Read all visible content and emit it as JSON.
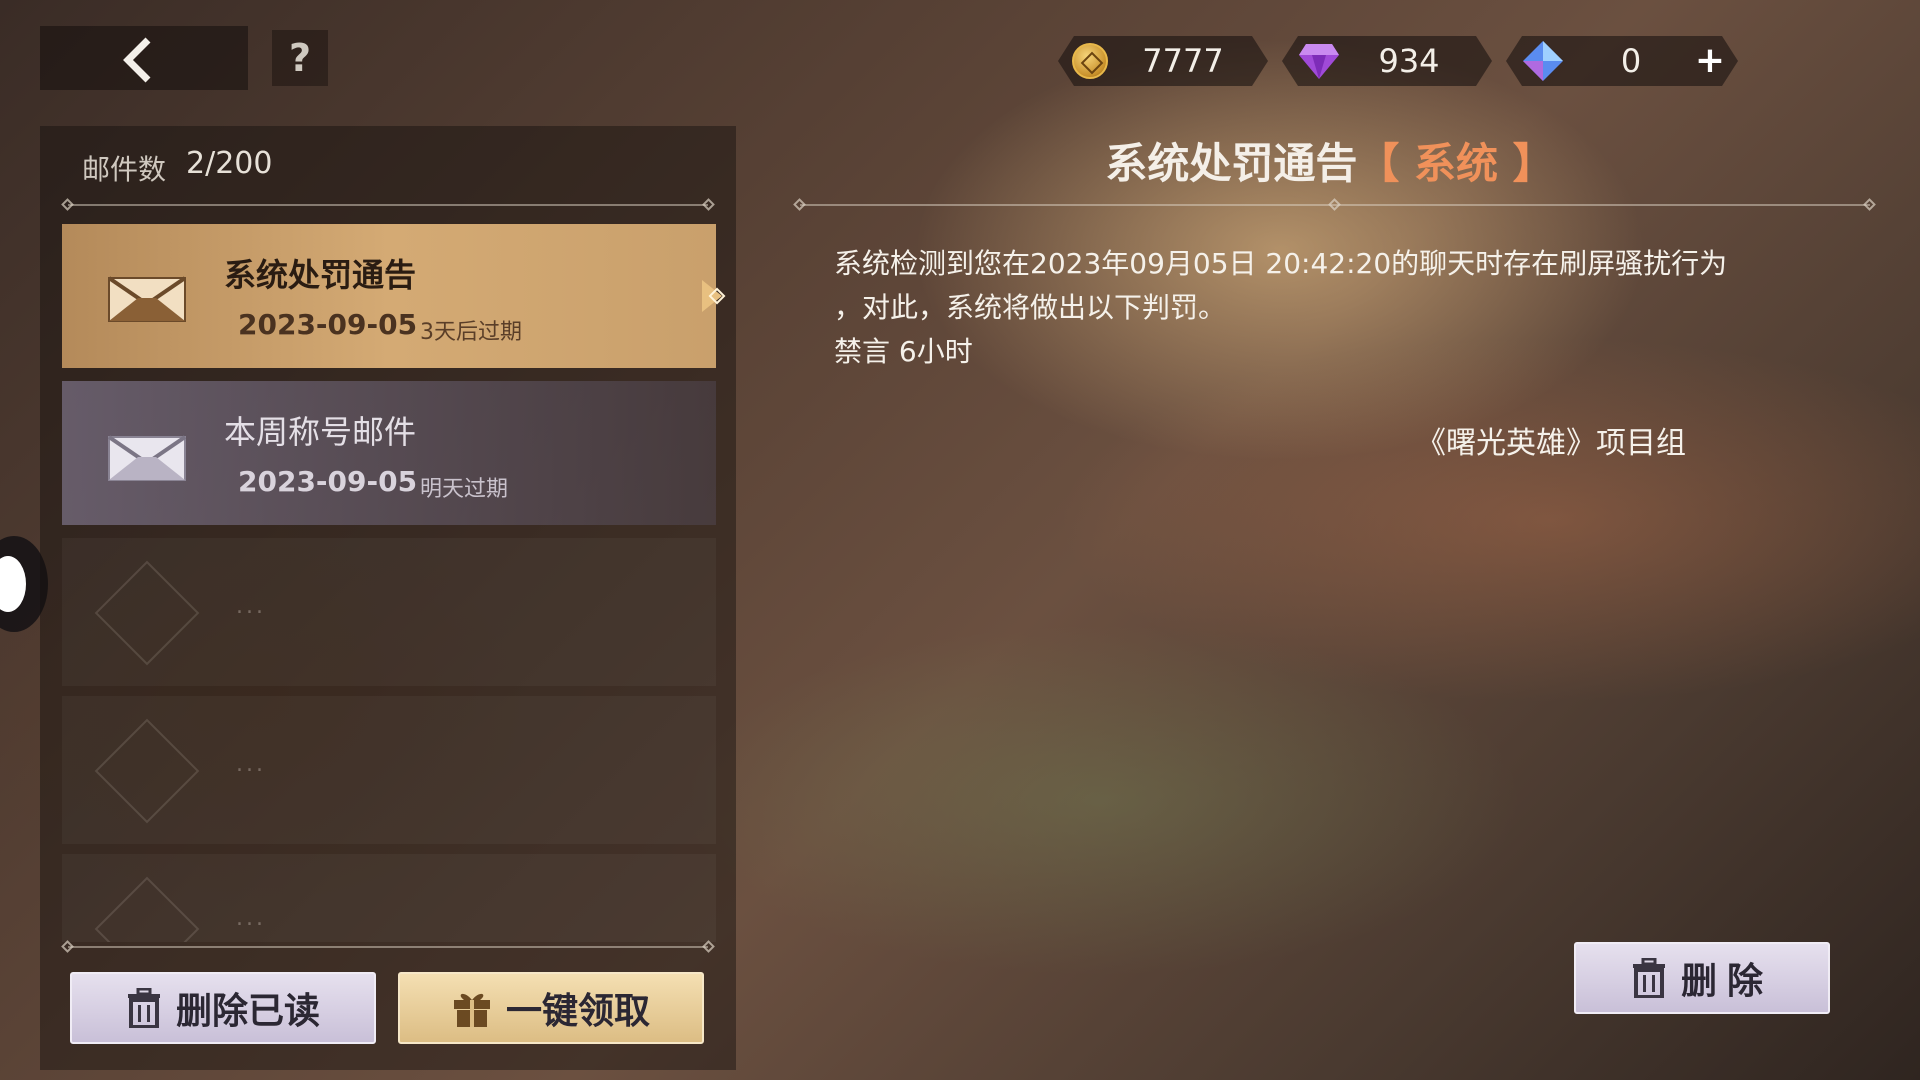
{
  "header": {
    "help_label": "?"
  },
  "currencies": [
    {
      "icon": "gold-coin-icon",
      "value": "7777"
    },
    {
      "icon": "purple-gem-icon",
      "value": "934"
    },
    {
      "icon": "blue-crystal-icon",
      "value": "0"
    }
  ],
  "plus_label": "+",
  "mailbox": {
    "count_label": "邮件数",
    "count_value": "2/200",
    "items": [
      {
        "title": "系统处罚通告",
        "date": "2023-09-05",
        "expiry": "3天后过期",
        "selected": true
      },
      {
        "title": "本周称号邮件",
        "date": "2023-09-05",
        "expiry": "明天过期",
        "selected": false
      }
    ],
    "empty_slots": [
      "...",
      "...",
      "..."
    ],
    "delete_read_label": "删除已读",
    "claim_all_label": "一键领取"
  },
  "detail": {
    "title": "系统处罚通告",
    "tag": "【 系统 】",
    "body_line1": "系统检测到您在2023年09月05日 20:42:20的聊天时存在刷屏骚扰行为",
    "body_line2": "，对此，系统将做出以下判罚。",
    "body_line3": "禁言 6小时",
    "signature": "《曙光英雄》项目组",
    "delete_label": "删除"
  },
  "colors": {
    "selected_item": "#d4aa74",
    "tag_orange": "#f0915a",
    "button_lavender": "#e6e0ee",
    "button_gold": "#f4dfb2"
  }
}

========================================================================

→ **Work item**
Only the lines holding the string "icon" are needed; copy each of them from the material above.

→ **Solution below**
      "icon": "gold-coin-icon",
      "icon": "purple-gem-icon",
      "icon": "blue-crystal-icon",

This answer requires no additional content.